My good friend Michael Spencer seems to think this post is about Calvinists believing they're taking over the emerging church.
It's not. I don't say anything about taking over the emerging church; I'm talking in fact about the same thing Trevin Wax was talking about, which is that the emerging church movement is fading into (gasp!) irrelevance. The closest I came to even saying anything like what Michael assumed is when I mentioned "the new emergence," by which I only meant that the movement emerging in younger evangelicalism that is aiming at renewal is of the gospel-centered blah blah blah variety. I stand by that. Most everyone else is jumping ship or reinventing the wheel, as BHT fellow Jason Blair mentions in his post.
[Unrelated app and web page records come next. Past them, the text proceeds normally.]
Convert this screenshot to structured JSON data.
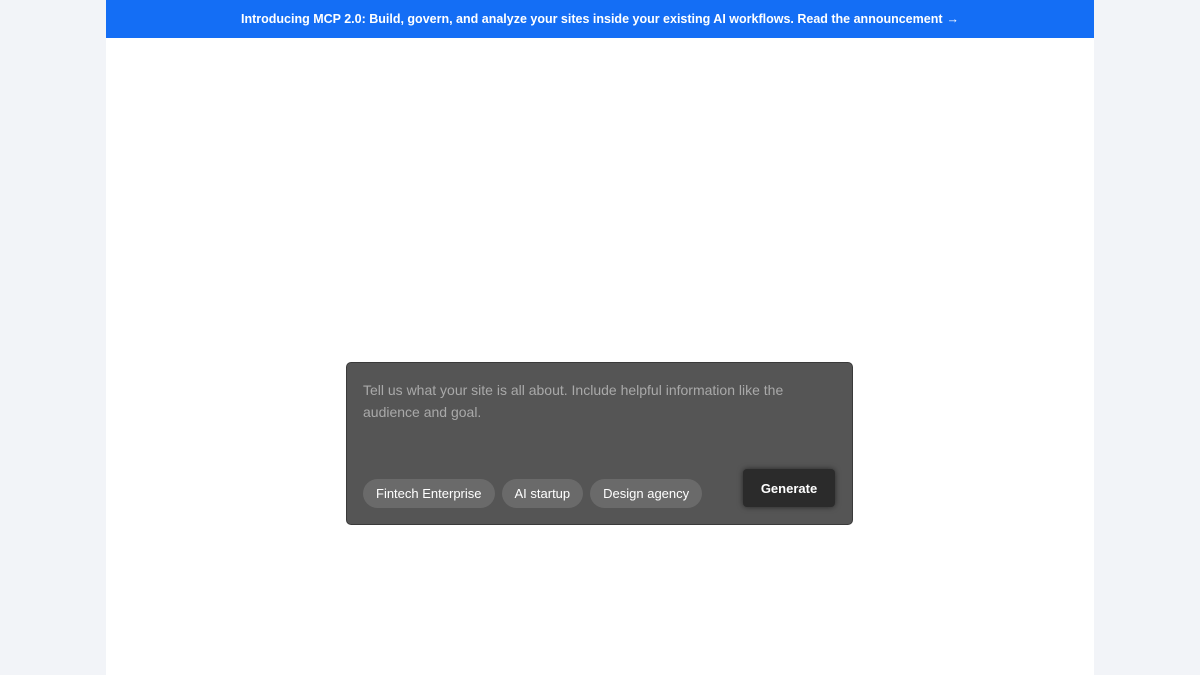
{
  "banner": {
    "text": "Introducing MCP 2.0: Build, govern, and analyze your sites inside your existing AI workflows. Read the announcement",
    "arrow": "→",
    "color": "#146ef5"
  },
  "prompt": {
    "value": "",
    "placeholder": "Tell us what your site is all about. Include helpful information like the audience and goal.",
    "chips": [
      {
        "label": "Fintech Enterprise"
      },
      {
        "label": "AI startup"
      },
      {
        "label": "Design agency"
      }
    ],
    "generate_label": "Generate"
  },
  "colors": {
    "card": "#555555",
    "chip": "#6a6a6a",
    "button": "#2b2b2b",
    "outer_background": "#f2f4f8"
  }
}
Blair writes of a host of different movements and groups, each of which is an example of a movement or group writing off evangelicalism or trying to reinvent it. None of them are trying to take over, much less reform from within.
Blair writes, "The problem with the whole idea of taking over the EC is that there isn’t an organization to take over," which I completely agree with. It's just weird that I have to respond to the notion of taking over the EC when I wasn't suggesting any such thing.
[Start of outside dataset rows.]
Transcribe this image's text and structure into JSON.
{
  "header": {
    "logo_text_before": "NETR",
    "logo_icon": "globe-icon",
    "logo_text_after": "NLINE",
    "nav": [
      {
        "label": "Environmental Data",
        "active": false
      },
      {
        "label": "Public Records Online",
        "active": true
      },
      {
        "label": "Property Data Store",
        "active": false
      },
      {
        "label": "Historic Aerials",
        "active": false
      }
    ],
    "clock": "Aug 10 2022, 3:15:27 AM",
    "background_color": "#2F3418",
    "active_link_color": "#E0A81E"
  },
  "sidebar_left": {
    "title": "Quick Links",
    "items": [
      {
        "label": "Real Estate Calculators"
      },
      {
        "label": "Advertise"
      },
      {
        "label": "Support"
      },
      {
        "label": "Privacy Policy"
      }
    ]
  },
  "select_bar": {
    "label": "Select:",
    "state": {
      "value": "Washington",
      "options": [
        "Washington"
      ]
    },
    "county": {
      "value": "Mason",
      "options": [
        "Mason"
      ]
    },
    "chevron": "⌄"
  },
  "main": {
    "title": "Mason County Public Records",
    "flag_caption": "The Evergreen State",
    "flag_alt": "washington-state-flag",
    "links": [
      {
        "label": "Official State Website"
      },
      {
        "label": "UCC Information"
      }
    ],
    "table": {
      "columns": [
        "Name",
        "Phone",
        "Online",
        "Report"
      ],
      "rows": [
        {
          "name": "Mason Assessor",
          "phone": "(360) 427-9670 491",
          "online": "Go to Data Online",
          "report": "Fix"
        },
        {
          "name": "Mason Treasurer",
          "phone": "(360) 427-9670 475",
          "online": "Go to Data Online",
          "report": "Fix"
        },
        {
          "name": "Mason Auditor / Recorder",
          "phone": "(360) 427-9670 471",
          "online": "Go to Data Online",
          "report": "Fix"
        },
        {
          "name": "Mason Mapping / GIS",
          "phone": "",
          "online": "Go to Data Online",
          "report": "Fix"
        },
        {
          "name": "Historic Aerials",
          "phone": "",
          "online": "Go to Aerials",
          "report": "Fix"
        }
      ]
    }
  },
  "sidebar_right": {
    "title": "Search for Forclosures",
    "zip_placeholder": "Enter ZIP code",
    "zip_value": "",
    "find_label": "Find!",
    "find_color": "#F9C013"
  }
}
4 comments:

co_heir said...

I'm not so sure that the emerging conversation is going to go away, rather it will continue in the church as a whole. A lot of what I see is a swing of the pendulum from one side to the other. There are those who have gone too far in the other direction, but I think that the pendulum will come back more to the middle. I'm hoping that the emerging conversation will not just end up being a bunch of hip young intellectuals talking, but will be the catalyst that moves the church back to a Biblical, Christ-centered form that is making disciples.

Bill said...
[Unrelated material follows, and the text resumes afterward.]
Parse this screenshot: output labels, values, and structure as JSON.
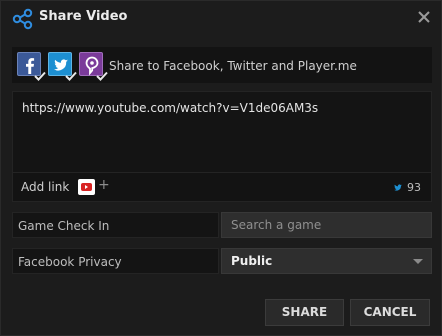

I'm with you Jared. The EC is a fad that will fade out eventually.

As your previous commenter mentioned, "conversations" will continue, and the church in America will keep trying to find itself, somehow. But I think the Emerging/Emergent label and lingo will be replaced by new labels and new lingo.

Above all, I hope the church finds a renewed focus on the Gospel.

Anonymous said...

Roger Oakland has written a commentary in response to Trevin's article. It might be worth taking a look at. Here is part of it:

Trevin Wax's article titled "5 Reasons Why the Emerging Church is Now Receding" posted February 5, 2008, asks some interesting questions and raises some valid concerns with regard to the Emerging Church. However, unfortunately Wax has drawn conclusions that steer readers far from an accurate picture of understanding the times from a biblical perspective, and it is necessary to sound the alarm.

Wax asks the question, "Has the Emerging Church begun to recede?" then answers it with a "yes," giving 5 reasons why this is so. While Wax points out several crucial problems of the emerging church, (true biblical evangelism, doctrines on hell and the deity of Christ, etc.), he has underestimated the seriousness and the expansiveness of the emerging church movement by suggesting that it's "influence" has "begun to wane."

He suggests that because some young pastors and leaders are distancing themselves from the term emergent or emerging, this is "a clear sign that the conversation is ending." This is not an accurate view of what is happening throughout the world as the documented facts reveal.

Certain aspects of the emerging church, like other trends or fads that hit Christianity, will no doubt come and go. Perhaps the name will even change. However, the underlying spirituality (I call it emerging spirituality) and the overall vision of the emerging church is not going to fade away or disappear, even if, as Wax suggests, it blends into the evangelical church. It will still exist. Thus, I would disagree that the emerging church is on its way to a burial. You can read the rest of this commentary by Roger Oakland by clicking here.

Jared said...

Anonymous, are you Roger Oakland? :-)

I find it convenient to say it still exists, just under a different name. We might as well say emerging church was still the traditional church.

This isn't about semantics (for me, anyway). The changing semantics is an indication of recession, in my opinion, but this is about doctrine and praxis.

I don't even know what "emerging spirituality" is. Can you define it?